It would seem that there are no worthwhile (past) African leaders in the entirety of Africa.
The Mo Ibrahim Foundation, established on the premise of improving the quality of governance across the continent, has for the past several years awarded the African Leadership Prize to previous leaders who have done well to support the cause of good governance in their respective countries. This year no such prize was awarded. While Ibrahim claims that there are "no issues of disrespect" surrounding the decision, it nevertheless comes as quite a low blow, especially to the likes of Mbeki and Kufour who - while no doubt boasting highly dubious governance records - were the likely contenders.
Aside from a nice pat on the back, however, the effectiveness of the prize (if the conferring of a prize can indeed be effective) is questionable. The general idea underpinning the award is that by singling out previous statesmen who supported democracy, the rule of law, and all other such things that have come to be lumped under the general notion of 'governance,' sitting leaders will be encouraged to act similarly. Yet, as the BBC rightly points out, this doesn't at all seem to be the case:
Uganda, Chad and Cameroon have all changed their constitutions so their leaders can retain their positions.

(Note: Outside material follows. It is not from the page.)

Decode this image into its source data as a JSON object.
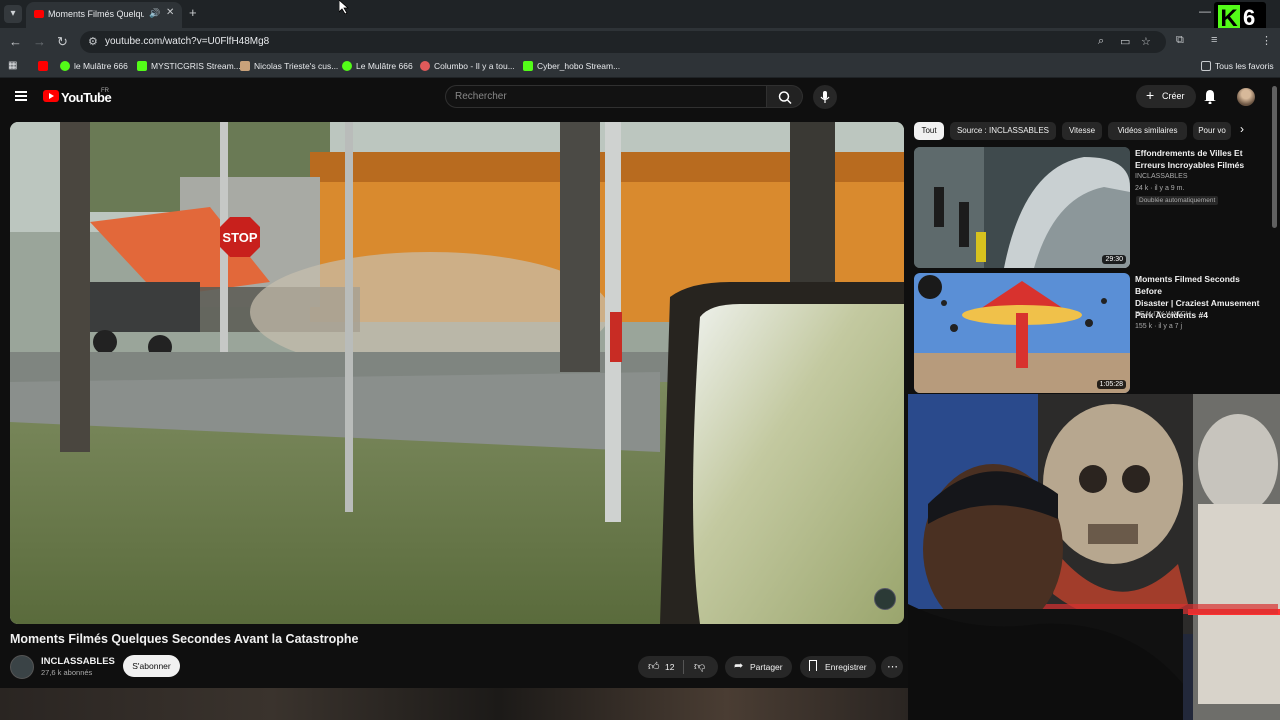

There have been coups in Guinea, Mauritania and Madagascar, as well as several elections that fell well short of international standards. And the countries that have received most praise from Mo Ibrahim's foundation this year - Mauritius, Cape Verde and Seychelles - are far from the continent's centres of power.